Margarita Maximova at Beursschouwburg: Parodied personalities and the limits of language

Beursschouwburg opened it’s new space to the public at the start of September with Belgo-Russian artist Margarita Maximova’s (1990) first solo show You’re on your own – and all over the place, incorporating modes of thought about poetry, satire and performativity. The exhibition has a glass wall that looks out towards the street – you can view this work in an exterior public domain, as you would a shop window. A wave of multiple large screens displays interchanges between animated butterflies, text messages and a parody self help video. Catch the exhibition between Wednesdays and Saturdays until Friday 21st December.

Margarita Maximova’s work can be situated within feminist digital art trends. It resonates with Martine Syms’ practise, an LA-based artist who is currently splayed across the internet. Syms’s installations use language and video and aren’t afraid to question race and gender stereotypes. It’s the kind of artwork that feels very of the moment; taking inspiration from those like Jenny Holzer who laid the groundwork for these thoughts in the 1980s. Operating in similar mediums but taking a more veiled and dystopian tone, Maximova’s show in Brussels deals with social and online attitudes towards gendered emotion.

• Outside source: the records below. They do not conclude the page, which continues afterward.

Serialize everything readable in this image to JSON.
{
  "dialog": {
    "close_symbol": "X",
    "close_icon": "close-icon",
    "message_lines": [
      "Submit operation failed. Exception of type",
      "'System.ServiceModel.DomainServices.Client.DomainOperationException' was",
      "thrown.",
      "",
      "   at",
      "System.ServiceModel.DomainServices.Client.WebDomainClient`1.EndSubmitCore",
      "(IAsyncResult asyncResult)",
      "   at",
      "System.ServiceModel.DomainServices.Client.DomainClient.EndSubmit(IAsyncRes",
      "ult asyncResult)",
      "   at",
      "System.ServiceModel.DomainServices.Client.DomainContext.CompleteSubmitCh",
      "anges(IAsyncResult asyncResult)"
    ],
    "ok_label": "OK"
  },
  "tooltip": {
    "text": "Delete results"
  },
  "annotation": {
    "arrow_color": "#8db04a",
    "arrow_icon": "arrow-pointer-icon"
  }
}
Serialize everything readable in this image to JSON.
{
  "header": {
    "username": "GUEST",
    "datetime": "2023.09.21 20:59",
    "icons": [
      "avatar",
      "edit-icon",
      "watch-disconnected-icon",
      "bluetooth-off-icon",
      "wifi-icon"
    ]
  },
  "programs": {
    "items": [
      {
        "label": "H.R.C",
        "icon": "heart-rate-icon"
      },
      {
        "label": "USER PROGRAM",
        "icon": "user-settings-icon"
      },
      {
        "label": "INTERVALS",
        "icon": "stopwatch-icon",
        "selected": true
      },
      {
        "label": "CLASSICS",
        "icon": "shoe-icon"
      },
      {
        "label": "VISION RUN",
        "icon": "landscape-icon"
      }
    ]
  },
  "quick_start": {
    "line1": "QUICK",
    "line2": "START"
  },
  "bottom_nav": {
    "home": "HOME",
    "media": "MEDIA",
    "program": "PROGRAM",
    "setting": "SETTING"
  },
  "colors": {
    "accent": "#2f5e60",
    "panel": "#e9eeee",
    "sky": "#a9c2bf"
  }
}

Integral to this exploration is a playful critique of language. Part of the installation sees videos that show text messages and a multiple choice questionnaire, or “psychological clickbait test”. One screen that appears like a PowerPoint presentation flashes with the words I am an extraordinary person, and gives options: Never, often, always, rarely. This piece pokes fun at the ability language has to categorise emotions and personality traits. The reality is that an answer to such a question cannot take the form of a singular word and the process feels absurd. The exhibition obliquely expresses a desire to expose the limits of colloquial and formal language. It asks: can language ever be sincere or empathetic in computer-generated form, and how does this interact with the psychological aspects of being human? Rather than provide a direct answer, the work leaves such questions implicit.

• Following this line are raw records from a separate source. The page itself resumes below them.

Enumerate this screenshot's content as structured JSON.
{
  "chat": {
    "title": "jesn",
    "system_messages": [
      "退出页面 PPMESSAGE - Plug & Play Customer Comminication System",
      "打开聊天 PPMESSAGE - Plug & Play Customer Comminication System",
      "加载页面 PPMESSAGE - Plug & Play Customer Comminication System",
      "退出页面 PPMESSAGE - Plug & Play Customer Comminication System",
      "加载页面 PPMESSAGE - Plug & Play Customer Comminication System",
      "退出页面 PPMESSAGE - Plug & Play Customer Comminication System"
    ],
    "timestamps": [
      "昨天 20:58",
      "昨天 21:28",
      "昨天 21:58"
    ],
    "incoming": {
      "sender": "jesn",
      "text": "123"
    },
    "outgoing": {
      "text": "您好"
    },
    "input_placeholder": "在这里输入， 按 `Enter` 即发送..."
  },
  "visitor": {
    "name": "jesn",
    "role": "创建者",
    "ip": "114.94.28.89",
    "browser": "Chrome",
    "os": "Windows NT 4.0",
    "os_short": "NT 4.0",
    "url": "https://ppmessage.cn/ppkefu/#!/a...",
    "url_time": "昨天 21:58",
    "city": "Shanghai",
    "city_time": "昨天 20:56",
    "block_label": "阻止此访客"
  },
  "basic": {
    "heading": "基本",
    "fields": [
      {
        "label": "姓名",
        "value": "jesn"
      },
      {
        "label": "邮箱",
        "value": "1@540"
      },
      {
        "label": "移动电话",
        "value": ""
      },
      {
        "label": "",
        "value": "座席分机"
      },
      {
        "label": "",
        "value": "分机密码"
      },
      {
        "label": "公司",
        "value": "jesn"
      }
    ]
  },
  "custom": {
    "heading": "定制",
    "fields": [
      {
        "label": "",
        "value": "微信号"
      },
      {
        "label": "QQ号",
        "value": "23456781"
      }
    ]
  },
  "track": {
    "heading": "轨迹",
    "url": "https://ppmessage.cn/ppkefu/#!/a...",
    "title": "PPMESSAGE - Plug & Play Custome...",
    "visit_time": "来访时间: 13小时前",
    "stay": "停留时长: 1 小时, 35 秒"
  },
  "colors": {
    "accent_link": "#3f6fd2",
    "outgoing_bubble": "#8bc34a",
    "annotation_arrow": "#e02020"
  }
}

We get a sense that this work is a commentary on our own familiar and societal use of the Internet and of language.

At other times and in less quiet form, however, Maximova’s work embodies a certain zaniness. The zany is a minor aesthetic category theorised by Sianne Ngai as an important presence in contemporary popular culture and poetics. The zany is the performance of the self, where one looks effortless whilst being held up behind the scenes by an intensified workload. Think of an entertainer on television who masks their lack of sleep and drug habit, or a tired and overworked business person holding their facade together. These images run through the videos you can peer at in Beursschouwburg: the parody self-help video sees her look the camera in the eye and tell us, “Today we’re going to talk about wounds… some people will stop at nothing to render you powerless.”

We hear her faux and almost robotic voice echo the words feel, heal, up level words. The work is engaging with poetry and a sense of language as soft and onomatopoeic; yet the setup of the scene has a plastic, shiny and white quality. The performance emphasises the facile nature of the YouTube persona so extremely as to make us question whether the “reality” underneath the zany smile exists at all. The viewer gets a chill not unlike that from watching Black Mirror. One might also be reminded of Martha Rosler’s Semiotics of the Kitchen (currently on show at Kanal), where the artist performs a kitchen routine with humorous imaginary hand movements and an undercurrent of violence.

Adding to this tone is the soundtrack to some of the videos: bubbling and synth-like, it is part-90s kitsch, part-drone horror film. We feel that this work is a commentary on our own familiar, societal use of the Internet and of language. Maximova churns our perception of these habitual practices, making them strange. Other visuals that pervade the videos are more mysterious: shrubs, a smoke-filled screen or a desolate and rocky landscape. Far from falling into a simplistic “art as social commentary” realm, this exhibition presents these ideas to the viewer subtly and eerily. 

Margarita Maximova’s You’re on your own – and all over the place runs until Friday 21st December at Beursschouwburg in Brussels.